Re: Evaluate the definite integral of the algebraic function

Quote:

Originally Posted by

**asilvester635** yes that what i got but i put -1 instead of putting -1/2.... NOW WHAT DO I DO with the square root?

The final answer to the integral is $\displaystyle 2\sqrt{2}\sqrt{x}+C$

Or we could write it as $\displaystyle \sqrt{8x}+C$

Re: Evaluate the definite integral of the algebraic function

oh it makes sense now but how is 2√2√x equal to √8x?

And since this is definite integral we can remove the + C right?

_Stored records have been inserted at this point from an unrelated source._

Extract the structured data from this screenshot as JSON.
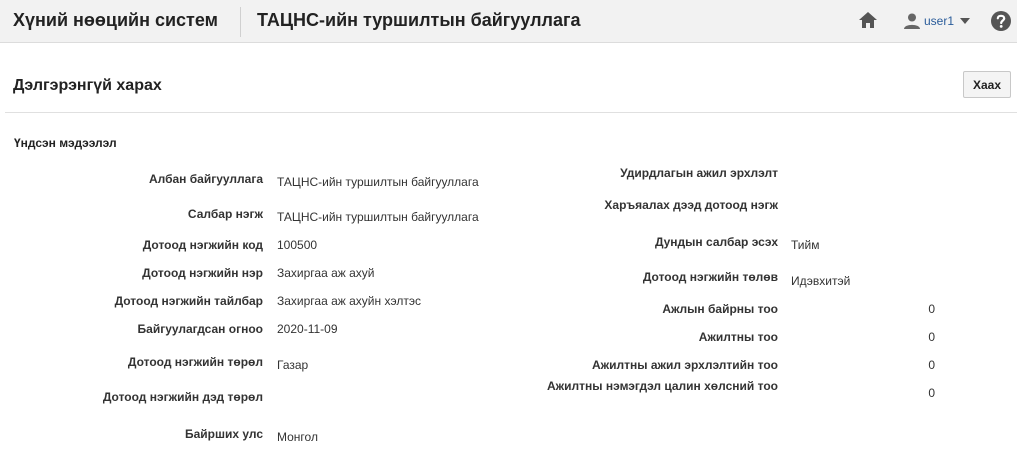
{
  "header": {
    "app_title": "Хүний нөөцийн систем",
    "org_title": "ТАЦНС-ийн туршилтын байгууллага",
    "user": "user1"
  },
  "panel": {
    "title": "Дэлгэрэнгүй харах",
    "close_label": "Хаах",
    "section_title": "Үндсэн мэдээлэл"
  },
  "left_fields": [
    {
      "label": "Албан байгууллага",
      "value": "ТАЦНС-ийн туршилтын байгууллага"
    },
    {
      "label": "Салбар нэгж",
      "value": "ТАЦНС-ийн туршилтын байгууллага"
    },
    {
      "label": "Дотоод нэгжийн код",
      "value": "100500"
    },
    {
      "label": "Дотоод нэгжийн нэр",
      "value": "Захиргаа аж ахуй"
    },
    {
      "label": "Дотоод нэгжийн тайлбар",
      "value": "Захиргаа аж ахуйн хэлтэс"
    },
    {
      "label": "Байгуулагдсан огноо",
      "value": "2020-11-09"
    },
    {
      "label": "Дотоод нэгжийн төрөл",
      "value": "Газар"
    },
    {
      "label": "Дотоод нэгжийн дэд төрөл",
      "value": ""
    },
    {
      "label": "Байрших улс",
      "value": "Монгол"
    }
  ],
  "right_fields": [
    {
      "label": "Удирдлагын ажил эрхлэлт",
      "value": ""
    },
    {
      "label": "Харъяалах дээд дотоод нэгж",
      "value": ""
    },
    {
      "label": "Дундын салбар эсэх",
      "value": "Тийм"
    },
    {
      "label": "Дотоод нэгжийн төлөв",
      "value": "Идэвхитэй"
    },
    {
      "label": "Ажлын байрны тоо",
      "value": "0"
    },
    {
      "label": "Ажилтны тоо",
      "value": "0"
    },
    {
      "label": "Ажилтны ажил эрхлэлтийн тоо",
      "value": "0"
    },
    {
      "label": "Ажилтны нэмэгдэл цалин хөлсний тоо",
      "value": "0"
    }
  ]
}
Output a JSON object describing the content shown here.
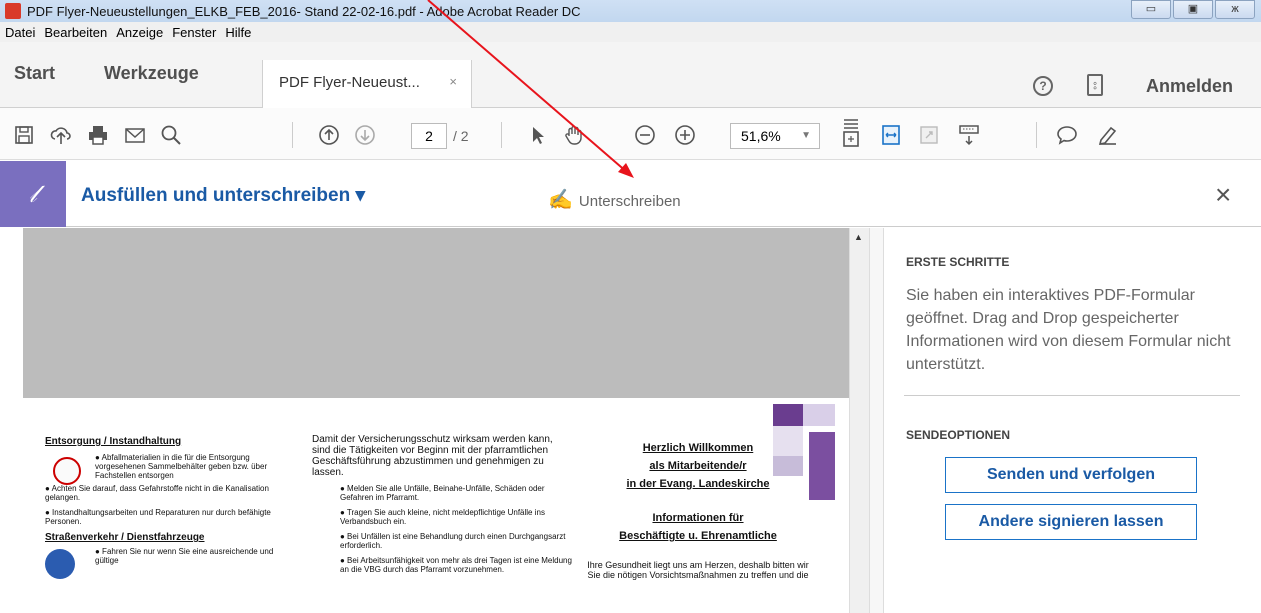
{
  "window": {
    "title": "PDF Flyer-Neueustellungen_ELKB_FEB_2016- Stand 22-02-16.pdf - Adobe Acrobat Reader DC",
    "controls": [
      "▭",
      "▣",
      "ж"
    ]
  },
  "menu": [
    "Datei",
    "Bearbeiten",
    "Anzeige",
    "Fenster",
    "Hilfe"
  ],
  "tabs": {
    "start": "Start",
    "tools": "Werkzeuge",
    "doc": "PDF Flyer-Neueust...",
    "doc_close": "×",
    "help": "?",
    "mobile": "⦂",
    "signin": "Anmelden"
  },
  "toolbar": {
    "page_current": "2",
    "page_total": "/ 2",
    "zoom": "51,6%",
    "zoom_caret": "▼"
  },
  "fill": {
    "title": "Ausfüllen und unterschreiben ▾",
    "sign": "Unterschreiben",
    "close": "×",
    "icon": "𝓁"
  },
  "doc": {
    "col1": {
      "h1": "Entsorgung / Instandhaltung",
      "b1": "● Abfallmaterialien in die für die Entsorgung vorgesehenen Sammelbehälter geben bzw. über Fachstellen entsorgen",
      "b2": "● Achten Sie darauf, dass Gefahrstoffe nicht in die Kanalisation gelangen.",
      "b3": "● Instandhaltungsarbeiten und Reparaturen nur durch befähigte Personen.",
      "h2": "Straßenverkehr / Dienstfahrzeuge",
      "b4": "● Fahren Sie nur wenn Sie eine ausreichende und gültige"
    },
    "col2": {
      "p": "Damit der Versicherungsschutz wirksam werden kann, sind die Tätigkeiten vor Beginn mit der pfarramtlichen Geschäftsführung abzustimmen und genehmigen zu lassen.",
      "b1": "● Melden Sie alle Unfälle, Beinahe-Unfälle, Schäden oder Gefahren im Pfarramt.",
      "b2": "● Tragen Sie auch kleine, nicht meldepflichtige Unfälle ins Verbandsbuch ein.",
      "b3": "● Bei Unfällen ist eine Behandlung durch einen Durchgangsarzt erforderlich.",
      "b4": "● Bei Arbeitsunfähigkeit von mehr als drei Tagen ist eine Meldung an die VBG durch das Pfarramt vorzunehmen."
    },
    "col3": {
      "l1": "Herzlich Willkommen",
      "l2": "als Mitarbeitende/r",
      "l3": "in der Evang. Landeskirche",
      "l4": "Informationen für",
      "l5": "Beschäftigte u. Ehrenamtliche",
      "p": "Ihre Gesundheit liegt uns am Herzen, deshalb bitten wir Sie die nötigen Vorsichtsmaßnahmen zu treffen und die"
    }
  },
  "panel": {
    "h1": "ERSTE SCHRITTE",
    "text": "Sie haben ein interaktives PDF-Formular geöffnet. Drag and Drop gespeicherter Informationen wird von diesem Formular nicht unterstützt.",
    "h2": "SENDEOPTIONEN",
    "btn1": "Senden und verfolgen",
    "btn2": "Andere signieren lassen"
  },
  "colors": {
    "accent": "#1a5aa5",
    "arrow": "#e8141c",
    "fill_icon": "#7a6fbf"
  }
}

Re: Evaluate the definite integral of the algebraic function

Quote:

Originally Posted by

**asilvester635** oh it makes sense now but how is 2√2√x equal to √8x?

And since this is definite integral we can remove the + C right?

$\displaystyle 2\sqrt{2}=\sqrt{4}\sqrt{2}=\sqrt{8}$

Re: Evaluate the definite integral of the algebraic function

Quote:

Originally Posted by

**asilvester635** oh it makes sense now but how is 2√2√x equal to √8x?

And since this is definite integral we can remove the + C right?

Your problem seems to me like you need to do the indefinite integral. You should be able to put the limits in yourself. As for the other question: $\displaystyle 2 \sqrt{2} = 2^1 \cdot 2^{1/2} = 2^{3/2} = \left ( 2^3 \right )^{1/2} = \left ( 2^3 \right ) ^{1/2} = \sqrt{8}$

You might need a review of multiplication of radicals, which is a pre-Calculus topic.

-Dan

@Plato: Sorry for the snipe. I thought you were gone. (Nod)

Re: Evaluate the definite integral of the algebraic function

$\displaystyle \int_1^8 \sqrt{\frac{2}{x}} \, dx$

$\displaystyle \sqrt{2} \int_1^8 \frac{1}{\sqrt{x}} \, dx$

$\displaystyle 2\sqrt{2} \int_1^8 \frac{1}{2\sqrt{x}} \, dx$

$\displaystyle \frac{1}{2\sqrt{x}}$ is the derivative of $\displaystyle \sqrt{x}$ ...

$\displaystyle 2\sqrt{2} \left[\sqrt{x}\right]_1^8$

$\displaystyle 2\sqrt{2} \left[\sqrt{8} - \sqrt{1} \right]$

$\displaystyle 2\sqrt{16} - 2\sqrt{2}$

$\displaystyle 8 - 2\sqrt{2}$